The object, however, did not receive any bidders. Other smaller slices of the meteorite, such as the aforementioned end wedge, have been sold at auctions and have been distributed around the world. The University of Arizona’s Southwest Meteorite Laboratory, for example, has a total of 31 kg (68 lbs.) of the Fukang Meteorite in its deposit.

Top image: Pallasite (Fukang Meteorite) Source: CC BY 2.0

By Wu Mingren

Updated on May 14, 2021.


Brennan, L., 2012. Out of this world, quite literally: The beautiful and mysterious Fukang meteorite. [Online]
Available at:

Kaushik, 2013. The Beautiful Fukang Meteorite. [Online]
Available at:

Notkin, G., 2017. Stony-Iron Meteorites. [Online]
Available at:

Scott, E., 2010. Formation of Stony-Iron Meteorites in Early Giant Impacts. [Online]
Available at:

Southwest Meteorite Laboratory, 2017. The Fukang Pallasite. [Online]
Available at:

Svyatnyk, 2016. The 4.5 Billion Year Old Fukang Meteorite. [Online]
Available at:

The Meteorite Exchange, Inc., 2017. Fukang Meteorite. [Online]
Available at:

The Meteoritical Society, 2017. Fukang. [Online]
Available at:



Tsurugi's picture

Nice rebuttal, lol. You win.

Just because I speak the truth doesn't make me a hater

Tsurugi's picture

That's a great question! I really wanted to know the answer so I dove down the rabbithole and actually read the article (I know, I'm crazy).

It says the meteor was discovered by a hiker, not america. Eventually the hiker decided to try and find out what kind of rock it was, and arranged to have samples sent to the U.S. to be identified. So it does not seem to have been "stolen by america as usual".
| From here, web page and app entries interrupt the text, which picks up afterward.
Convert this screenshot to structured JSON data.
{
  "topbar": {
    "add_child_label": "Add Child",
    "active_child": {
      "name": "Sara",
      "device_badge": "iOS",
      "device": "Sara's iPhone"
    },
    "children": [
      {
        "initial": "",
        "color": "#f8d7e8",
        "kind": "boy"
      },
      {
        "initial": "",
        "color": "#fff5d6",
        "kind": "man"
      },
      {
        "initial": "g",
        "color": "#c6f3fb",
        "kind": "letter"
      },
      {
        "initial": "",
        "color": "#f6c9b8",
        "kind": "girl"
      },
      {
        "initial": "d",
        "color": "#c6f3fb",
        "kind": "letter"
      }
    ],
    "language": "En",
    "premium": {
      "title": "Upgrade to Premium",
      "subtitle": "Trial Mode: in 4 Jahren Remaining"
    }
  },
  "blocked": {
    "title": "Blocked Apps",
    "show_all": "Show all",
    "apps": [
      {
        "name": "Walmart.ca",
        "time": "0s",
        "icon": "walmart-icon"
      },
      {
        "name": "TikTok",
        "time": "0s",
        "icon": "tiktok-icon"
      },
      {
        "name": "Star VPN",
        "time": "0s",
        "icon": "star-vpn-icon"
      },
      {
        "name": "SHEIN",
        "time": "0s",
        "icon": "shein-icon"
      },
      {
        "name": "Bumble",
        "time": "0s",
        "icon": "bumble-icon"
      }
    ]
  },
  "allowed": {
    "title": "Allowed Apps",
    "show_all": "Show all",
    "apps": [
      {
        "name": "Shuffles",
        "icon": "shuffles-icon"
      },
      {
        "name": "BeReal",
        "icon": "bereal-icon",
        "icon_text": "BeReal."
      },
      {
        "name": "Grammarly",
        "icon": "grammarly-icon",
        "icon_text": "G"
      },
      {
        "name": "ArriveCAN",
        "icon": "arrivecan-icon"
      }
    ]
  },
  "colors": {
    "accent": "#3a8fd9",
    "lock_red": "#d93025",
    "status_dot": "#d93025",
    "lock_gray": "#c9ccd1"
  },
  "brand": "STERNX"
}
I guess you could say it was "stolen" from the Chinese government, since in communism there is no such thing as private property, everything is the "property of the proletariat". But this looks like the theft was perpetrated by a member of the proletariat (the hiker). He probably sent it to the U.S. because he knew they would test it properly and they would not steal it from him.

Meanwhile, I'm sure the Chinese government will survive the loss. After all, they steal tens of billions of dollars worth of industrial secrets from U.S. private citizens and businesses every year.

I wonder did they have proper permission from the Chinese Government to remove any of it or was just america as usual and just robbed it

dhwty's picture


Wu Mingren (‘Dhwty’) has a Bachelor of Arts in Ancient History and Archaeology. Although his primary interest is in the ancient civilizations of the Near East, he is also interested in other geographical regions, as well as other time periods.... Read More

Next article